Vietnamese cooking without spices is like wine without the grapes. It’s just not the real thing. This article will list all the main spices that give Vietnamese cuisine its hallmark spicy footprint and invite the newcomer into this particular eastern brand of cooking.
The good news is that one needn’t go much further than the local supermarket to find these spices.
The shallot is the most popular spice in Vietnamese cooking from yesteryear as well as today. It is petite and can be confused for a small onion, used for its sweet spicy kick and grown all year round. The cooking heat releases a sweetness from shallots that tends to round off the Vietnamese dish, fried for stir fries and crushed for stews and grilled dishes. The spice can be used fresh or frozen, but is useless when it is dried or forgotten outside of the refrigerator. Onions can be used as a substitute if shallots can’t be found at the supermarket. Onions may be more bitter than shallots, but they are also frequently used.
Garlic, the old trusty favourite. In Vietnam, garlic is used fried, raw and grilled in almost every dish. Since it compliments almost every ingredient and strongly seasons the rest, one can add it to stir fries, braised or grilled dishes, as well as stews and marinades. Raw garlic is used to make dips and salads. As they tend to have a sweeter taste, small fresh cloves are more often used than the larger ones.
Annatto seeds have an earthy and peppery flavour but are used mainly for the orange to red dye it produces during the cooking process. These ground up tiny seeds are normally used with vegetable and rice dishes.
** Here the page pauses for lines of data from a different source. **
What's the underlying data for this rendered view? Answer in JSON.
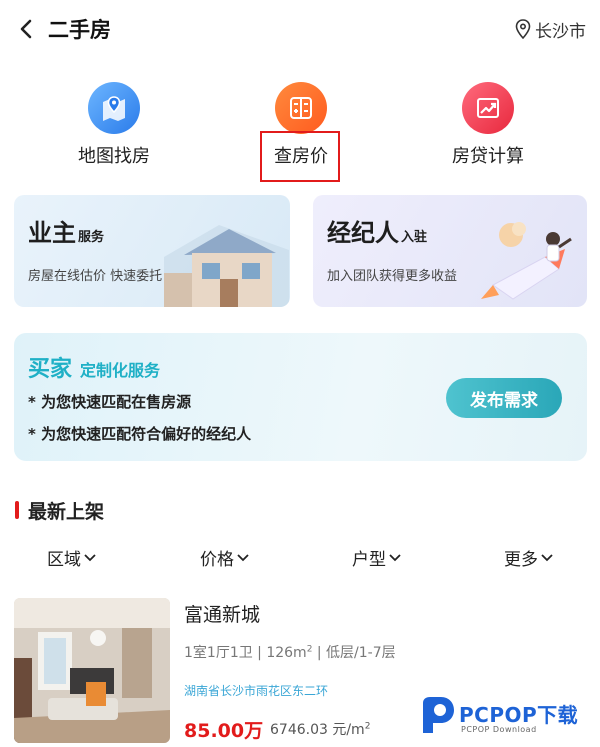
{
  "header": {
    "title": "二手房",
    "city": "长沙市",
    "back_icon": "back-arrow-icon",
    "location_icon": "location-pin-icon"
  },
  "tools": [
    {
      "label": "地图找房",
      "icon": "map-pin-icon",
      "color": "#2a7bea"
    },
    {
      "label": "查房价",
      "icon": "price-list-icon",
      "color": "#ff5b1f"
    },
    {
      "label": "房贷计算",
      "icon": "trend-chart-icon",
      "color": "#e8283d"
    }
  ],
  "cards": {
    "owner": {
      "title": "业主",
      "suffix": "服务",
      "subtitle": "房屋在线估价 快速委托"
    },
    "agent": {
      "title": "经纪人",
      "suffix": "入驻",
      "subtitle": "加入团队获得更多收益"
    }
  },
  "buyer": {
    "title": "买家",
    "subtitle": "定制化服务",
    "line1": "* 为您快速匹配在售房源",
    "line2": "* 为您快速匹配符合偏好的经纪人",
    "button": "发布需求"
  },
  "section": {
    "title": "最新上架"
  },
  "filters": [
    "区域",
    "价格",
    "户型",
    "更多"
  ],
  "listing": {
    "title": "富通新城",
    "meta_pre": "1室1厅1卫 | 126m",
    "meta_sup": "2",
    "meta_post": " | 低层/1-7层",
    "address": "湖南省长沙市雨花区东二环",
    "price": "85.00万",
    "unit_price": "6746.03 元/m",
    "unit_sup": "2"
  },
  "watermark": {
    "brand": "PCPOP下载",
    "sub": "PCPOP Download"
  },
  "colors": {
    "accent_red": "#e21b1b",
    "teal": "#2aa7b8",
    "link_blue": "#3aa6d6"
  }
}
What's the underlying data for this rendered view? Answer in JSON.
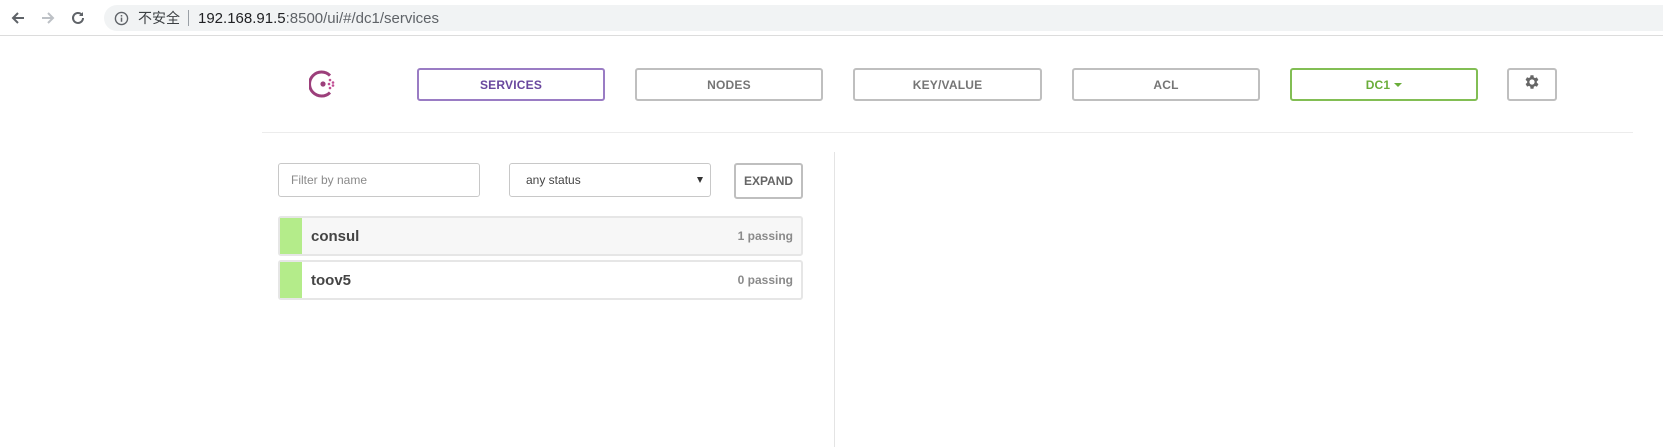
{
  "browser": {
    "security_label": "不安全",
    "url_host": "192.168.91.5",
    "url_rest": ":8500/ui/#/dc1/services"
  },
  "header": {
    "logo_icon": "consul-logo-icon",
    "tabs": [
      {
        "label": "SERVICES",
        "active": true
      },
      {
        "label": "NODES",
        "active": false
      },
      {
        "label": "KEY/VALUE",
        "active": false
      },
      {
        "label": "ACL",
        "active": false
      }
    ],
    "datacenter": "DC1",
    "settings_icon": "gear-icon"
  },
  "filters": {
    "name_placeholder": "Filter by name",
    "status_selected": "any status",
    "expand_label": "EXPAND"
  },
  "services": [
    {
      "name": "consul",
      "status": "1 passing",
      "color": "#b4ec8a"
    },
    {
      "name": "toov5",
      "status": "0 passing",
      "color": "#b4ec8a"
    }
  ],
  "colors": {
    "accent_purple": "#69479e",
    "accent_green": "#6aad3a",
    "passing_green": "#b4ec8a"
  }
}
Caramelized cane sugar gives a deeper, richer taste to sauces and marinades while lightly toasted or crushed peppercorns add some bite to stir fries and braised dishes. Cinnamon is another popular spice used in Vietnamese cuisine, especially in stews, soups and desserts and is used in all its forms; dried, ground or as folded sticks.
The ginger root is important as well as popular in Vietnam. It doubles as herb and spice, providing both flavour and health benefits to poultry and seafood dishes as a marinade. Ginger sooths diarrhea and warms the body and helps to keep a person healthy during winter times. This pungent spice can be used fresh or grilled for noodle, braised dishes and herbal teas as well.
Another similar looking spice to ginger with healing properties the Vietnamese use is turmeric. Its main use is as colour giving marinade, infusing ingredients with orange and a mild acidic flavour. It can cloud unwelcome smells of seafood that tends to be too ‘fishy’ and is one of the main spices blended together to create curry powder. Curry powder’s warm colour comes from turmeric. An old Vietnamese home remedy is to apply turmeric juice to torn skin for scar-free healing.
Stewed and grilled fish, even other fried seafoods, enjoy the touch of lemongrass and galangal. Both are used to season poultry, pork and broth dishes.
Star anise tastes like licorice and like their name suggests, appears in the shape of eight-pointed stars. Ground or used whole, this spice is as versatile as can be, rounding off sweet desserts as well hitting all the right notes in main courses and soups. Star anise is one of the ingredients in the country’s strong ‘five-spice’ powder. Cloves, fennel seeds, licorice and cinnamon complete the blend that gets added in moderate amounts to meat, stews and marinades.
Chilies appear to be a matter of personal taste and choice in Vietnam. Some like it, some don’t. Those who savour the bite that chilies can bring prefer the particularly hot bird’s-eye chilies when cooking or marinating ingredients. The spice can be used dried and whole, frozen or added as flakes.
Vietnamese spices are exceptional in the sense that they are unapologetically Eastern, their flare coming not only from flavour but also their beautiful shapes and shades. Genuine Vietnamese cooking may take some getting used to for the beginner but once accepted, it will be a lifelong love affair.